I love language. I’ve said this before, but language itself excites me more than people do. In fact, I can be a little bit cynical about people.

Nevertheless, you can’t deny that languages begin and end with people.

When you learn another language, you learn other people’s stories, other people’s culture, other people’s mindset.

A couple weeks ago, I shared this on my site’s Facebook page:

I know this video is an advertisement. (There’s that cynical side of me again.) But I think the emotions are real. This guy felt somewhat isolated from his community, and when he realized that people took the time and effort to learn his language, he was moved to tears. The community’s linguistic act of kindness told him he was worth being listened to.

People need to connect. We need others to hear our voice. We need to hear others’ voices. One of the very first things we do on Earth is open our lungs and cry with all our might, and someone responds, someone takes us into their arms and lets us know they hear us. We often put language under a microscope. We study it, we dissect it, we twist it up to give ourselves the air of sophistication. But at its core, language is a primal, wild thing inside of us that lets others hear us and lets us hear others, that lets others comfort us and lets us comfort others, that lets others know us and lets us know others.

It’s Not a Chore

So with all of the Motivation March articles, the one thing I want you to take away is that language learning is not a chore.

Are there times when I get bored? Yes, of course, and I’m lying if I say I don’t have to force myself to stick to my schedule sometimes. But on the whole, language learning is fun. It’s exciting. It taps into something deep. It brings out the best in people.

If you are attacking every language session like you’re taking spoonfuls of bitter medicine, then your mindset is all wrong and you’ll never find the motivation to stick to this for the long haul.

Language learning is a privilege, and every time you sit down and read a book in your new language or listen to a podcast, be thankful for the opportunity.

  • http://lightonspanish.com/ Jorge Sivit

    Hey Ron, are you sure you are a technical writer? I think you are a poet;-) This article is beautiful! Maybe I’m a little sensitive because I just happened to read your Language Philosophies article before I read this one—and you have a great article there too! (I had been so busy reading your posts, that I had never come to that page).

    I cannot agree more with you.

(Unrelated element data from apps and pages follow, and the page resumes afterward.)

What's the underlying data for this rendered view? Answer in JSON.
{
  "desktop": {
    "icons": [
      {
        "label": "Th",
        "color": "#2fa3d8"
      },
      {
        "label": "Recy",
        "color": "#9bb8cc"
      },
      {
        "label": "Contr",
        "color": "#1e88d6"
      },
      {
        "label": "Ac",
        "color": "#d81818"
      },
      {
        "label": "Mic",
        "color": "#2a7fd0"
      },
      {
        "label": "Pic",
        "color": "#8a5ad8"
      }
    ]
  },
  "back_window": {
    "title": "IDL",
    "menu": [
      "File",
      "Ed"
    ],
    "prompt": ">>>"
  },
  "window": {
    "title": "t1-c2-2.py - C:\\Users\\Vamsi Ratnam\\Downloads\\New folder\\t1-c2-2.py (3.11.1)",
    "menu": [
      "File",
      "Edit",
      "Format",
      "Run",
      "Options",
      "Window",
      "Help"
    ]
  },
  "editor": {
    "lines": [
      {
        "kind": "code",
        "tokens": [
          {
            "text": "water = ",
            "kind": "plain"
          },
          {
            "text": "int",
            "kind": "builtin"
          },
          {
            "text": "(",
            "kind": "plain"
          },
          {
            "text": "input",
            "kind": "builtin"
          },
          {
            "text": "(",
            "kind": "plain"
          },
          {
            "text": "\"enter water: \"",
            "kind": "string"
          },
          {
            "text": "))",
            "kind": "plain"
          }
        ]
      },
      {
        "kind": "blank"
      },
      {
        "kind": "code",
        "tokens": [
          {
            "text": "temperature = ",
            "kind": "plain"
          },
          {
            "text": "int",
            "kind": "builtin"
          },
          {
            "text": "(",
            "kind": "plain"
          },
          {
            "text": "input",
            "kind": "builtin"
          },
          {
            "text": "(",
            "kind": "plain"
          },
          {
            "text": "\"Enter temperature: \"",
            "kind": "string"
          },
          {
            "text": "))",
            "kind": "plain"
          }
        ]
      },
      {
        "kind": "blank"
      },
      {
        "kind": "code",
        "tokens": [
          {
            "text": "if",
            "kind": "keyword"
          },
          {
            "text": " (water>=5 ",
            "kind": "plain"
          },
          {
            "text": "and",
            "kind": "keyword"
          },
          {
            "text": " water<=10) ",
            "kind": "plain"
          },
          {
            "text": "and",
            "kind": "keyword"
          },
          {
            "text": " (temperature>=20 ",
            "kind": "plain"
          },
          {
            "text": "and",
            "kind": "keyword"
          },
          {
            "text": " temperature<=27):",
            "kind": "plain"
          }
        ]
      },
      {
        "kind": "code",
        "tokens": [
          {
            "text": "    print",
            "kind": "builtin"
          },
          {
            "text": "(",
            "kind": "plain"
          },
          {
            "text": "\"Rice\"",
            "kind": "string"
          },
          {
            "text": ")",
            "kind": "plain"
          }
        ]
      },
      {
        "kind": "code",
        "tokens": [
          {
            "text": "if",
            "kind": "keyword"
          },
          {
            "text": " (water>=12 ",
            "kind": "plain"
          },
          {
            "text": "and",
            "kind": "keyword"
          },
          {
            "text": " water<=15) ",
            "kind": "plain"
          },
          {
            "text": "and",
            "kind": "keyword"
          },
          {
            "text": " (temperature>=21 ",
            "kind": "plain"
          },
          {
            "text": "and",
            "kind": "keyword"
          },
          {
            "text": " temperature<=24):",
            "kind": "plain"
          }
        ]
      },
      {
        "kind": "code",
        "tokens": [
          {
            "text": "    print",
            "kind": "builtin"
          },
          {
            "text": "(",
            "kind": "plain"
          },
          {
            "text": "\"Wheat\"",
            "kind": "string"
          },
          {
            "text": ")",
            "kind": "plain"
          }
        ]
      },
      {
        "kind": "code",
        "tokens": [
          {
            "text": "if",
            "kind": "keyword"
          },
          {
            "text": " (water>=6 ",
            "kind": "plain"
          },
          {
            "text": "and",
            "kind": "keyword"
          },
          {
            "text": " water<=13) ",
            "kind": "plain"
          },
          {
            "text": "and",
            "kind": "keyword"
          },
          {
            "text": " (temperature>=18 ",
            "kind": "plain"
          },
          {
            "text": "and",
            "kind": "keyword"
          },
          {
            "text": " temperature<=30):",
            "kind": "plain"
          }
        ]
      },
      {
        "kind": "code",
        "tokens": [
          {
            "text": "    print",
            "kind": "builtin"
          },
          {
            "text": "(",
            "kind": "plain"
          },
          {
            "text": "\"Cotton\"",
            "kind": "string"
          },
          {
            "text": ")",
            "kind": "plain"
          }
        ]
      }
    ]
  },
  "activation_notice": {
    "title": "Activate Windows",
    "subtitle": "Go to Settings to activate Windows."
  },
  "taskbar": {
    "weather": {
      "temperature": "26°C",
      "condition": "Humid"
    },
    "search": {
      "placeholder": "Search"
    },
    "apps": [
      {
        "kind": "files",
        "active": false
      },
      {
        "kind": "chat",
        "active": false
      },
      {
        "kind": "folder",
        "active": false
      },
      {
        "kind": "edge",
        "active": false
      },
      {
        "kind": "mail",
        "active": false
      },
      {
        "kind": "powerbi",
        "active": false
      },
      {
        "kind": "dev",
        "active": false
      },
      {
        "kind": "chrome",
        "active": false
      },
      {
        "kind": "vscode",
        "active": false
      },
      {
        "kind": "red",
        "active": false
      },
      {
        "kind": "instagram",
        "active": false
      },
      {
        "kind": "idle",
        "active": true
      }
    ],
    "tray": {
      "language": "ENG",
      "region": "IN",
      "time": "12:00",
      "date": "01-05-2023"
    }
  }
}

    I love to study languages because of their structure. I can spend ours reading about grammar and analysing texts, trying to understand those patterns in their element. I found those structures beautiful, but at the end of the day, as you say, language is a primal thing, something that allows others to feel us and allows us to feel others. Sometimes, if we listen well enough, there is more, and more important information in someone’s voice tone than in a hundred sentences.

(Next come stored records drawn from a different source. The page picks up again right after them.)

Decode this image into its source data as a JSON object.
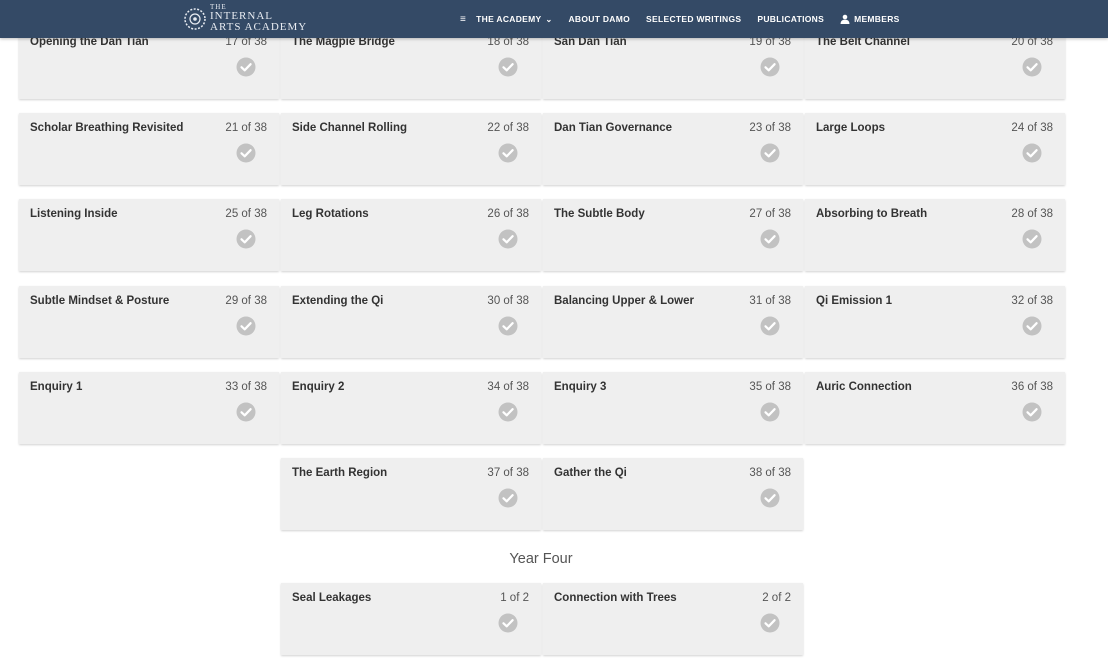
{
  "nav": {
    "logo_line1": "THE",
    "logo_line2": "INTERNAL",
    "logo_line3": "ARTS ACADEMY",
    "menu_icon": "hamburger-icon",
    "items": [
      {
        "label": "THE ACADEMY"
      },
      {
        "label": "ABOUT DAMO"
      },
      {
        "label": "SELECTED WRITINGS"
      },
      {
        "label": "PUBLICATIONS"
      },
      {
        "label": "MEMBERS"
      }
    ]
  },
  "year_three_lessons": [
    {
      "title": "Opening the Dan Tian",
      "count": "17 of 38",
      "completed": true
    },
    {
      "title": "The Magpie Bridge",
      "count": "18 of 38",
      "completed": true
    },
    {
      "title": "San Dan Tian",
      "count": "19 of 38",
      "completed": true
    },
    {
      "title": "The Belt Channel",
      "count": "20 of 38",
      "completed": true
    },
    {
      "title": "Scholar Breathing Revisited",
      "count": "21 of 38",
      "completed": true
    },
    {
      "title": "Side Channel Rolling",
      "count": "22 of 38",
      "completed": true
    },
    {
      "title": "Dan Tian Governance",
      "count": "23 of 38",
      "completed": true
    },
    {
      "title": "Large Loops",
      "count": "24 of 38",
      "completed": true
    },
    {
      "title": "Listening Inside",
      "count": "25 of 38",
      "completed": true
    },
    {
      "title": "Leg Rotations",
      "count": "26 of 38",
      "completed": true
    },
    {
      "title": "The Subtle Body",
      "count": "27 of 38",
      "completed": true
    },
    {
      "title": "Absorbing to Breath",
      "count": "28 of 38",
      "completed": true
    },
    {
      "title": "Subtle Mindset & Posture",
      "count": "29 of 38",
      "completed": true
    },
    {
      "title": "Extending the Qi",
      "count": "30 of 38",
      "completed": true
    },
    {
      "title": "Balancing Upper & Lower",
      "count": "31 of 38",
      "completed": true
    },
    {
      "title": "Qi Emission 1",
      "count": "32 of 38",
      "completed": true
    },
    {
      "title": "Enquiry 1",
      "count": "33 of 38",
      "completed": true
    },
    {
      "title": "Enquiry 2",
      "count": "34 of 38",
      "completed": true
    },
    {
      "title": "Enquiry 3",
      "count": "35 of 38",
      "completed": true
    },
    {
      "title": "Auric Connection",
      "count": "36 of 38",
      "completed": true
    },
    {
      "title": "The Earth Region",
      "count": "37 of 38",
      "completed": true
    },
    {
      "title": "Gather the Qi",
      "count": "38 of 38",
      "completed": true
    }
  ],
  "year_four": {
    "heading": "Year Four",
    "lessons": [
      {
        "title": "Seal Leakages",
        "count": "1 of 2",
        "completed": true
      },
      {
        "title": "Connection with Trees",
        "count": "2 of 2",
        "completed": true
      }
    ]
  },
  "colors": {
    "nav_bg": "#344a66",
    "card_bg": "#efefef",
    "check_color": "#c2c2c2"
  },
  "icons": {
    "check": "check-circle-icon",
    "user": "user-icon",
    "chevron": "chevron-down-icon"
  }
}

    Another thing I like about learning foreign languages is that sometimes we can find ways to express things we couldn’t express in our native language. When we say “There are no words that can express …”. Well, maybe there are; in another language.

    I’m thankful for it.

    • http://www.languagesurfer.com/ Ron G.

      Speaking of poets — “Sometimes, if we listen well enough, there is more, and more important
      information in someone’s voice tone than in a hundred sentences.” …that’s fantastic, and I hadn’t thought of it that way, but as soon as you said it I understood what you were talking about.

  • http://allthetongues.hol.es/ Roman Shinkarenko

    For me language learning is always related to people: whether to speak to them, or read newspaper about their life. Truth is, until Benny discovered for me that (gasp!) native speakers exist, language learning was like studying math: now it has a purpose.

    • http://www.languagesurfer.com/ Ron G.

      I’m like you, Roman. I had studied Arabic for translation purposes, but I had studied MSA. When I went to Egypt, I could only barely communicate, and it made MSA seem kind of silly. Didn’t think about language learning on my own until I lived in Germany and said, ohhhh, this is why you do it. (Congrats on posting on every article in Motivation March! …lol)